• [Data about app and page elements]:
----------

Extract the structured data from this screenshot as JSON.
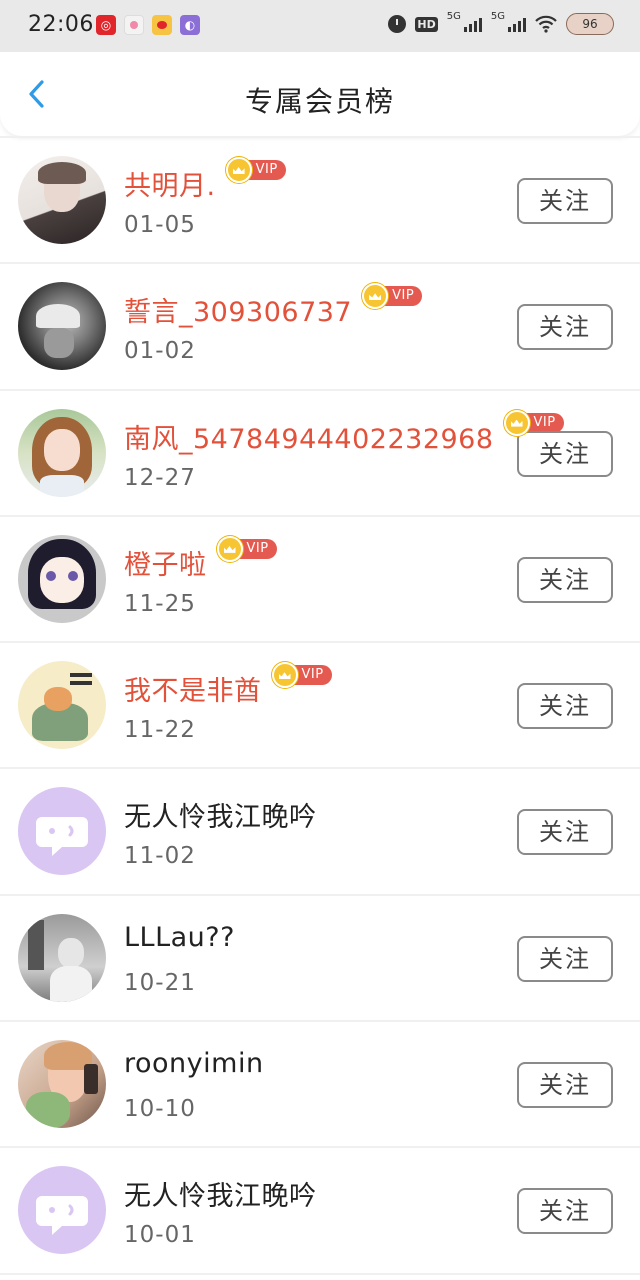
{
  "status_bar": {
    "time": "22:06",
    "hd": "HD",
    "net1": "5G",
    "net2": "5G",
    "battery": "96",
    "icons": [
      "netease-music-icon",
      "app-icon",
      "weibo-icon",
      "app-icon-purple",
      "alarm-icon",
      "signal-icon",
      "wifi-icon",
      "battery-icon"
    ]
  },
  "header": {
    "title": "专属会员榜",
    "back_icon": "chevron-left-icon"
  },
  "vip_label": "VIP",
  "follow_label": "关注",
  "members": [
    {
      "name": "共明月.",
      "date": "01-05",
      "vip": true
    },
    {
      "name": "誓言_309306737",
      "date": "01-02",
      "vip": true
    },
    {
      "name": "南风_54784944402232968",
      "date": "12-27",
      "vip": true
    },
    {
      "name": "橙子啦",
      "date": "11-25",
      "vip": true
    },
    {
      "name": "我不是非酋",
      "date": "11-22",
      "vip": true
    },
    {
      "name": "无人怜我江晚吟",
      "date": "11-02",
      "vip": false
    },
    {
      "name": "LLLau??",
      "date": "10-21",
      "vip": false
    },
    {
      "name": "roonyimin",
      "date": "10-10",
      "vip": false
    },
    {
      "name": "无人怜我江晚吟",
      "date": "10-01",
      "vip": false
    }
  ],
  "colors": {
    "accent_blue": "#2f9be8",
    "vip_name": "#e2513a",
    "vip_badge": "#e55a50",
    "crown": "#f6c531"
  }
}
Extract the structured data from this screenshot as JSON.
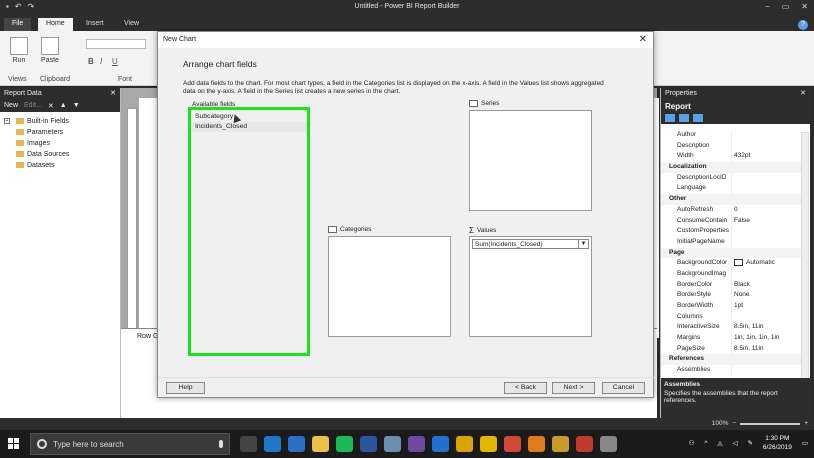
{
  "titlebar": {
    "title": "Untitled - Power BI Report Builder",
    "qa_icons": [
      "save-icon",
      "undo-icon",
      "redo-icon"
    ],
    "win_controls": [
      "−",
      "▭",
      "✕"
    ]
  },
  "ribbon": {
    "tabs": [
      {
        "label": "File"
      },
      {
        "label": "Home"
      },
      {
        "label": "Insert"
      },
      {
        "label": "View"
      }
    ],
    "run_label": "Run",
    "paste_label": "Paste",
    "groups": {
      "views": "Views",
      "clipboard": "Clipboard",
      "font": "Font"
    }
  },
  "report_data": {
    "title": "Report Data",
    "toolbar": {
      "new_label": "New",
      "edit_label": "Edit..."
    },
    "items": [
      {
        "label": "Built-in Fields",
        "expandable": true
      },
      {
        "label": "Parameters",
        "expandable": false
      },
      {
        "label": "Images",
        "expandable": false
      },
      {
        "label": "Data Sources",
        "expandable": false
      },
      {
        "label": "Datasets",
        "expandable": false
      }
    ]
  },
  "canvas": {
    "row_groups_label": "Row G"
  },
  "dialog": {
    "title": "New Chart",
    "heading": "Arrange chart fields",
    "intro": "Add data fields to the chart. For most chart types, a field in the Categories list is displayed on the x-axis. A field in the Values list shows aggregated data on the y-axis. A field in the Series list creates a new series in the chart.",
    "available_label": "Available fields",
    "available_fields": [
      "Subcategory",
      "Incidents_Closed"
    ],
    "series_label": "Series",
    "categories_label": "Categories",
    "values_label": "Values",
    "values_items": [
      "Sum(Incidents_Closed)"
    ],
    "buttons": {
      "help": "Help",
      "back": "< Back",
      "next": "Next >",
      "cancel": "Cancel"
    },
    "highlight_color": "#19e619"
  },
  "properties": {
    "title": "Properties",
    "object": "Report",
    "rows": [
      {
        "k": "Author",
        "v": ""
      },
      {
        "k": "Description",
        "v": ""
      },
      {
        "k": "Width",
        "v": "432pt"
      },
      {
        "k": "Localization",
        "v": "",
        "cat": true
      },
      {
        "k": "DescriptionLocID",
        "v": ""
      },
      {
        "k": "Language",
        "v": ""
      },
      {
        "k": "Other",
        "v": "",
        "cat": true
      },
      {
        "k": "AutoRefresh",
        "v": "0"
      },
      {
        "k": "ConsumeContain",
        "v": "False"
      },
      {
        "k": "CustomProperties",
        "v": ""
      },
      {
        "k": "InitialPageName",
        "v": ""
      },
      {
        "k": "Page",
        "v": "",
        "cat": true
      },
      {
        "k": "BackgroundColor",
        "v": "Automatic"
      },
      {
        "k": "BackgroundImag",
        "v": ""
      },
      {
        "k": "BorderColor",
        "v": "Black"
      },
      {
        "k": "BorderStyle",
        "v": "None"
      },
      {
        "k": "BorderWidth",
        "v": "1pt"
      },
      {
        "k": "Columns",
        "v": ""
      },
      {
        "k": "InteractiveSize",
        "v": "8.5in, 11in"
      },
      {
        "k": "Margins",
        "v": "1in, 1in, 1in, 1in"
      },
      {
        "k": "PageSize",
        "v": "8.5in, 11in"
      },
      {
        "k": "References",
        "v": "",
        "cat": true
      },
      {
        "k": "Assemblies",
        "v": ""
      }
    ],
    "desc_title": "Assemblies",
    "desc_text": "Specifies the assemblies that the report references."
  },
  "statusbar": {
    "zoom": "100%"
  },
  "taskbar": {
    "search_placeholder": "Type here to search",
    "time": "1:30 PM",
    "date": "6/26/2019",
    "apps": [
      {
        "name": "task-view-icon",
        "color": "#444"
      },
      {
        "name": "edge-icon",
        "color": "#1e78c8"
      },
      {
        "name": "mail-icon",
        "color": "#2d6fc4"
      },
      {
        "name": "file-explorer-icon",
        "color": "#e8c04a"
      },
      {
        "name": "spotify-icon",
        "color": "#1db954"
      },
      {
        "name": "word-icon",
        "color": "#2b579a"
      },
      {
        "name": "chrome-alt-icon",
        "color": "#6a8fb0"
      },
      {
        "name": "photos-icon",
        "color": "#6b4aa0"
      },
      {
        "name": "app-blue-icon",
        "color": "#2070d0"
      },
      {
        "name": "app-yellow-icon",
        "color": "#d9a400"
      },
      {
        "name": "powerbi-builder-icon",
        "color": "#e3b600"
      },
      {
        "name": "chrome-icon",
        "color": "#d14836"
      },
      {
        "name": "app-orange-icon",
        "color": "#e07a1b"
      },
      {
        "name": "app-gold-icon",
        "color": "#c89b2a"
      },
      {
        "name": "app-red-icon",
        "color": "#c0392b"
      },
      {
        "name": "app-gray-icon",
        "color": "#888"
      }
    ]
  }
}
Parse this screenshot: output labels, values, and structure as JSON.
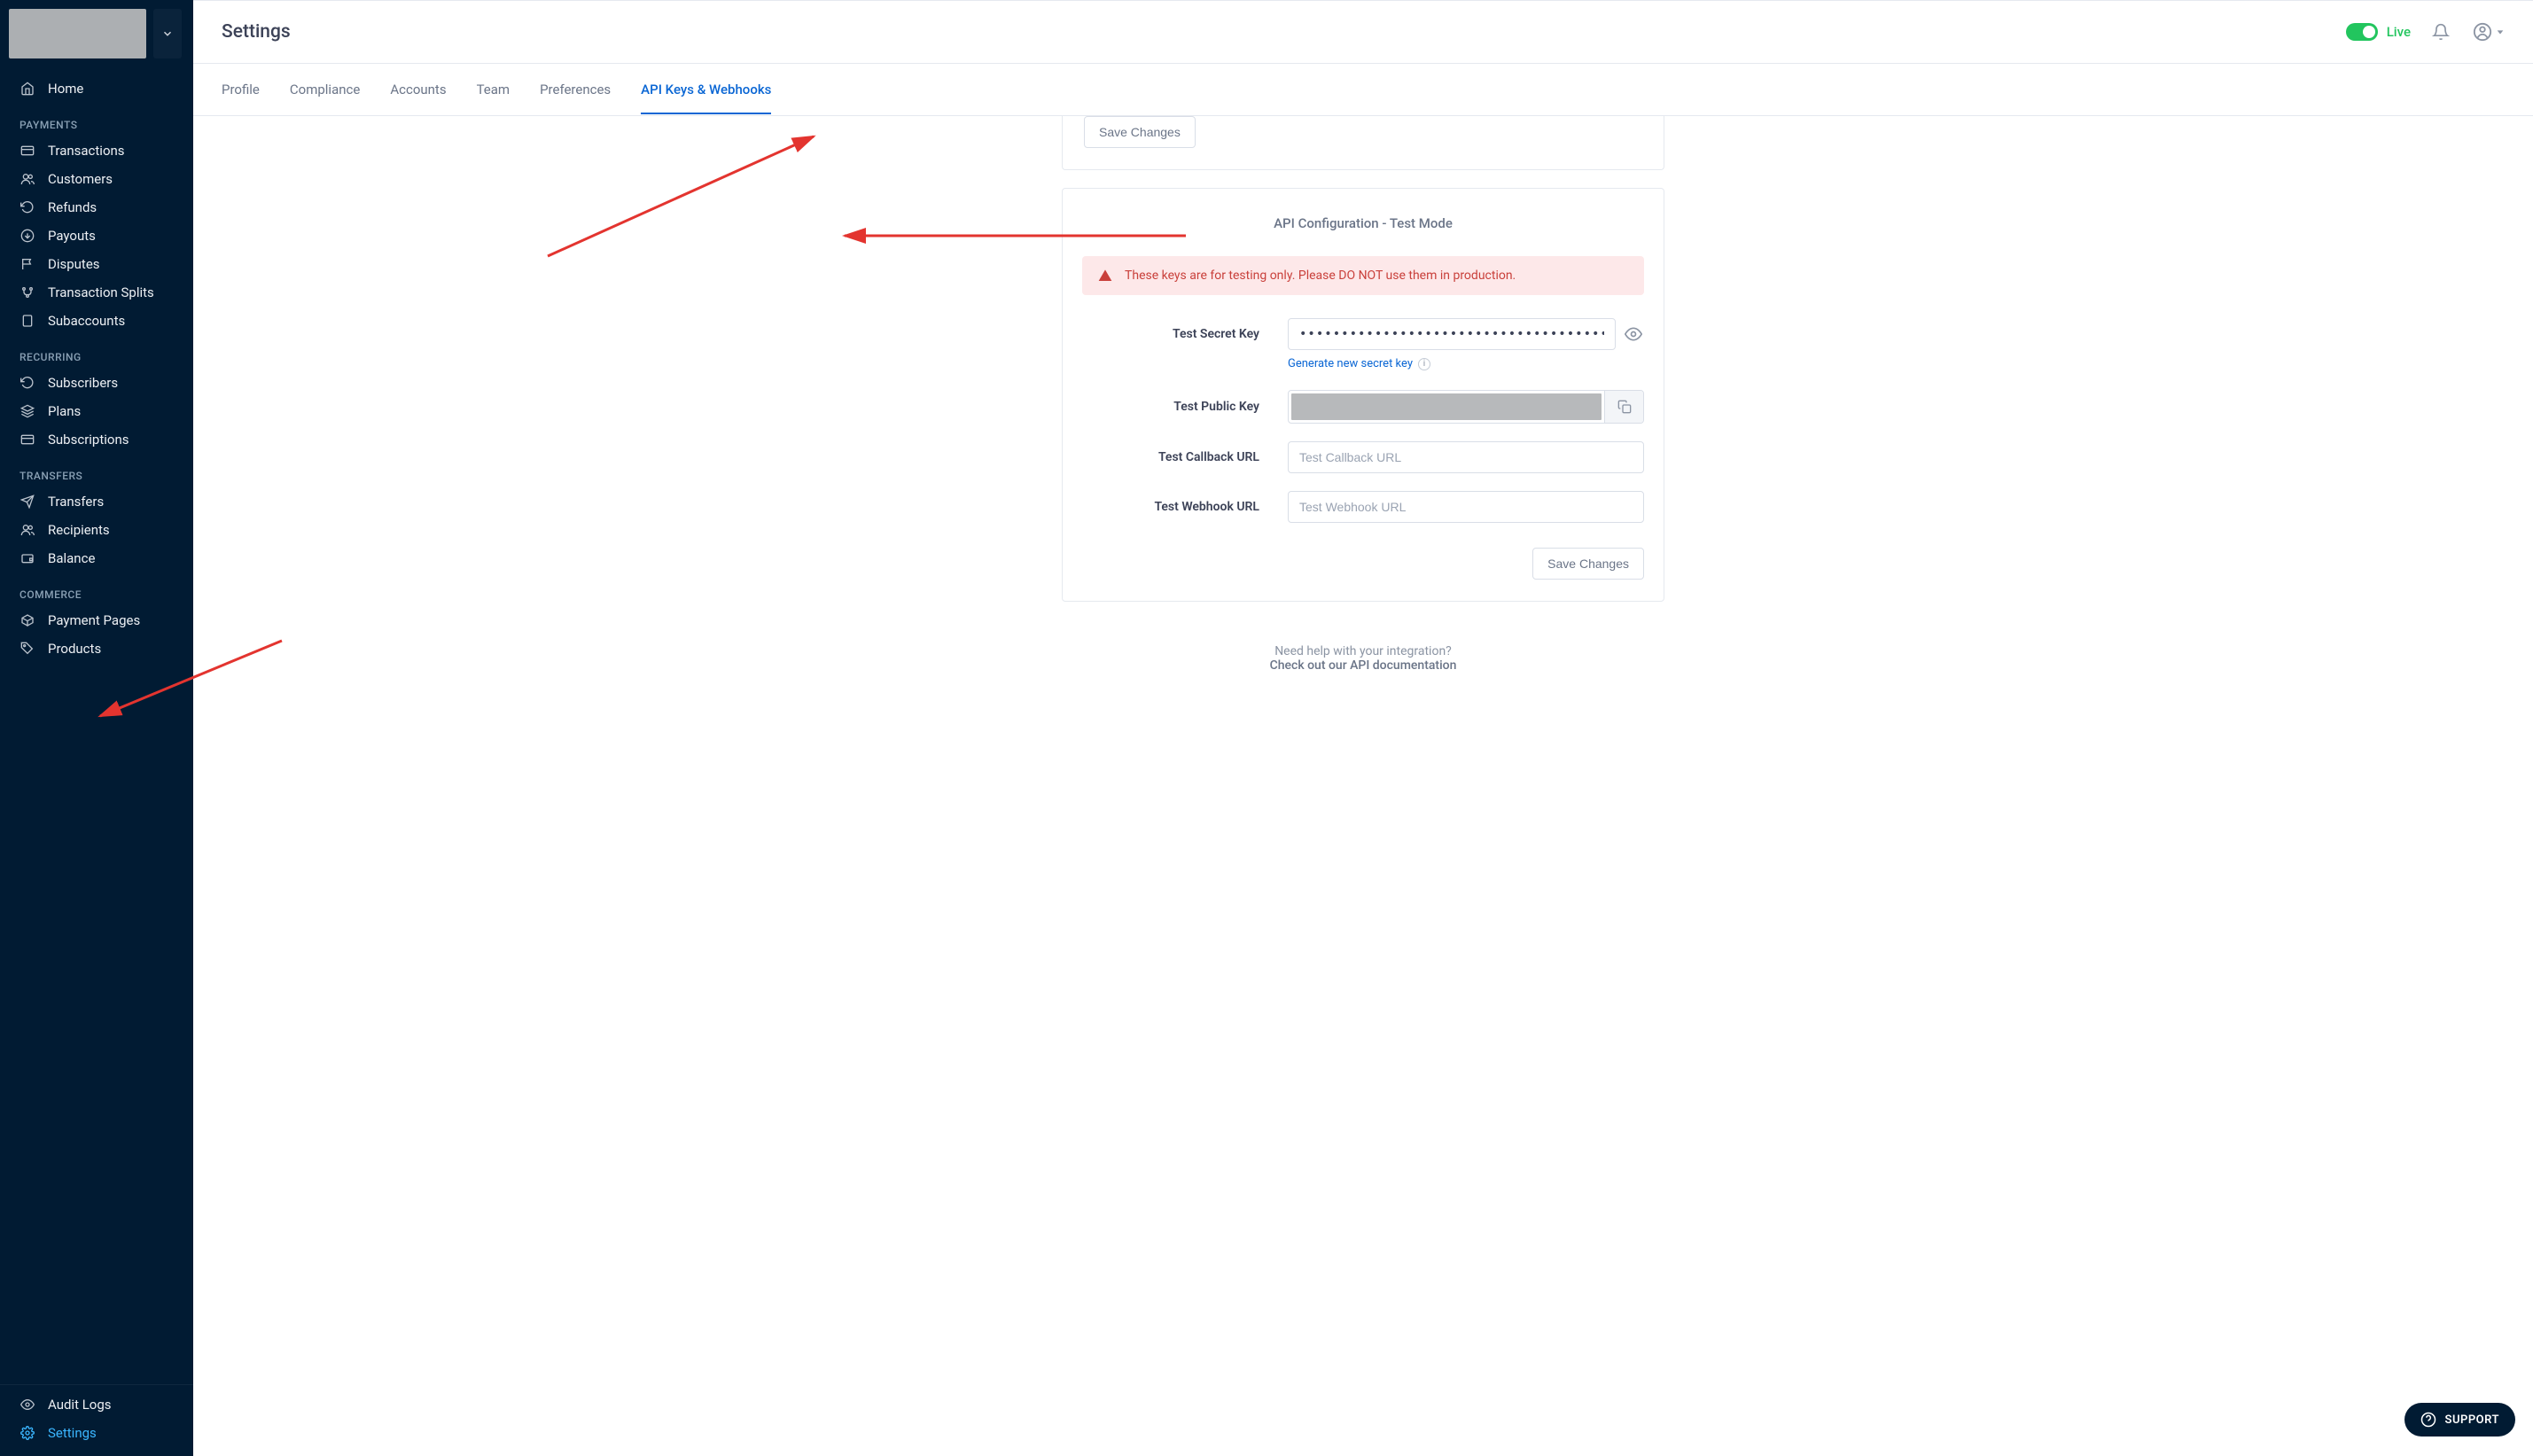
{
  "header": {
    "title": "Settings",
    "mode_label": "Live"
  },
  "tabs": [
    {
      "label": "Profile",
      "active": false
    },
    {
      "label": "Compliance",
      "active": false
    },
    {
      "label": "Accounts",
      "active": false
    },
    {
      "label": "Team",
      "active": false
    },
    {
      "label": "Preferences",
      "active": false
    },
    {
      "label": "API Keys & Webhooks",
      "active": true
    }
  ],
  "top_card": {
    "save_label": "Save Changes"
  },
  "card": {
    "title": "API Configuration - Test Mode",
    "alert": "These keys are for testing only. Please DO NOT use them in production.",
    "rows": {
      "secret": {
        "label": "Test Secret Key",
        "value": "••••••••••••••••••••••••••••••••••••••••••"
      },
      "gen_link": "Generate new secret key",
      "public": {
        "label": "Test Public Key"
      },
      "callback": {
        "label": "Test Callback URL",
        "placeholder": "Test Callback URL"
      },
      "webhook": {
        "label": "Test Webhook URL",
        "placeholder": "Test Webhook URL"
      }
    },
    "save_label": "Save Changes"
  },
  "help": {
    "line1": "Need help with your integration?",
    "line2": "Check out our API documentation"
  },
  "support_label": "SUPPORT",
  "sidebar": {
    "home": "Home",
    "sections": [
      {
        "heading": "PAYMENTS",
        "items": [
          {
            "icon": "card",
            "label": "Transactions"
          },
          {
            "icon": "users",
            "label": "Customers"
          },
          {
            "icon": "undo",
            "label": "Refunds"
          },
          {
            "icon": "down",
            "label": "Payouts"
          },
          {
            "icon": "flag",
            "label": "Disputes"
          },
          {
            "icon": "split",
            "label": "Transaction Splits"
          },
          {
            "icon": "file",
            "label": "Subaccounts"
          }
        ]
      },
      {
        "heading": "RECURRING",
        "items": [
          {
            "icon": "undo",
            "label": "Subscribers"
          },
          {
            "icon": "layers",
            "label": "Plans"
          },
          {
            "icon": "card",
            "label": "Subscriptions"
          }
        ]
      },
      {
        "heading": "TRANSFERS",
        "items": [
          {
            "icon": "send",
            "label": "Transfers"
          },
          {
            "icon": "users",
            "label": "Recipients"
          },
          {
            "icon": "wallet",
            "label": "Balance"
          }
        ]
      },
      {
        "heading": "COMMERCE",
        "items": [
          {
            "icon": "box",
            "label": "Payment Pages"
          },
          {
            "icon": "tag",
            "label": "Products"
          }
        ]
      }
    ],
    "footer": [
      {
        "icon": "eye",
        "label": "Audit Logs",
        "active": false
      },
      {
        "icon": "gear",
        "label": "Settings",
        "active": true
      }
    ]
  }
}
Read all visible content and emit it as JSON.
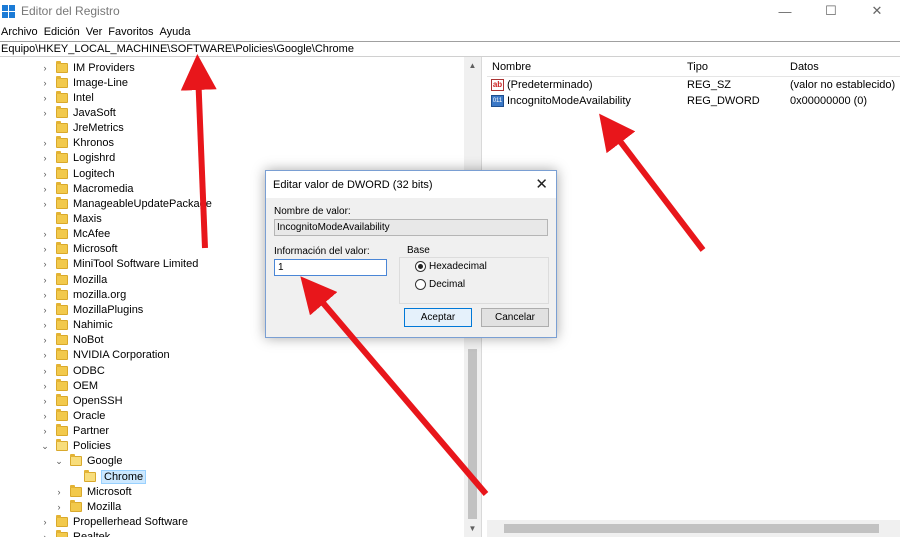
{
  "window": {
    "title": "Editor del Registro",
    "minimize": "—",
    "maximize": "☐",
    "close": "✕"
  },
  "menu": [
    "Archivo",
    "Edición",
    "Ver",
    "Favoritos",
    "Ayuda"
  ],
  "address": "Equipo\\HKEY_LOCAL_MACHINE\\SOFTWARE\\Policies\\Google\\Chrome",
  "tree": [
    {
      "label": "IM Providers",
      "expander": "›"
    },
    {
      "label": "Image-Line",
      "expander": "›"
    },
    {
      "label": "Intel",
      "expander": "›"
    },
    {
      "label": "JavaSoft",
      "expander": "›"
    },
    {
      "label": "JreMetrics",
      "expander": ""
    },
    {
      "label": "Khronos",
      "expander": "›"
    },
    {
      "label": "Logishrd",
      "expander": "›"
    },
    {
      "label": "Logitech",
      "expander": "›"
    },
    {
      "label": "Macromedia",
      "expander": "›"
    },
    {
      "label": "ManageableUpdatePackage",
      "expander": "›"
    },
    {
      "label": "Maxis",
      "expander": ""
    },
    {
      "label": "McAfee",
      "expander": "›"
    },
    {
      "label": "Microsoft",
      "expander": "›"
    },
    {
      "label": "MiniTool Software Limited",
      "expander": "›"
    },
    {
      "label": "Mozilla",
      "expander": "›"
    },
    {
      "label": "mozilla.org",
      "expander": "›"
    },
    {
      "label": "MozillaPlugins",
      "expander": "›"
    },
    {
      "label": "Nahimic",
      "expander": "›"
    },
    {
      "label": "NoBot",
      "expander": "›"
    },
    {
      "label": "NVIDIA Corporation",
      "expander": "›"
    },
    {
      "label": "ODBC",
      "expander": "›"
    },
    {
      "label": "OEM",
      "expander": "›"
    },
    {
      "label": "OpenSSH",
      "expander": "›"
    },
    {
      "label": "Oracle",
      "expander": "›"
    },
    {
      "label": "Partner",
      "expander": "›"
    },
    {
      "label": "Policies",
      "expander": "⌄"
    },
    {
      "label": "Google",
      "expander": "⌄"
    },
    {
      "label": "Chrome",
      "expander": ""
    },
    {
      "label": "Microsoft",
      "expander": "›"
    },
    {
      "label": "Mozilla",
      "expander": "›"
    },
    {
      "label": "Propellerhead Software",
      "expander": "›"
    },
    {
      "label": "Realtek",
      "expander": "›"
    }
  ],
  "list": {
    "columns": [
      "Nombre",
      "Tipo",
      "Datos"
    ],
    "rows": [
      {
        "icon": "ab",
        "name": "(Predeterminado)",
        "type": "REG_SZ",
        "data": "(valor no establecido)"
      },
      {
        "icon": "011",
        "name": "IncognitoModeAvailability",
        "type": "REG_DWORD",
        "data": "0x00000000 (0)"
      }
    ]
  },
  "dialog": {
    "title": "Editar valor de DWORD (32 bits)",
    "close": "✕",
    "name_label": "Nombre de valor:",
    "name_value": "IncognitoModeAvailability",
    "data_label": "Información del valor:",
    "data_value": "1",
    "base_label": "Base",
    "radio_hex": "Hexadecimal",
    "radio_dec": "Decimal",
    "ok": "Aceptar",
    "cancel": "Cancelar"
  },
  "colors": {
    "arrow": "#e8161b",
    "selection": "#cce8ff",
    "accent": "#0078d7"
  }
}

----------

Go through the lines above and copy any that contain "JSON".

• [ANSWER SECTION]:
Extract the structured data from this screenshot as JSON.
Extract the structured data from this screenshot as JSON.
Parse this screenshot: output labels, values, and structure as JSON.
Read all visible content and emit it as JSON.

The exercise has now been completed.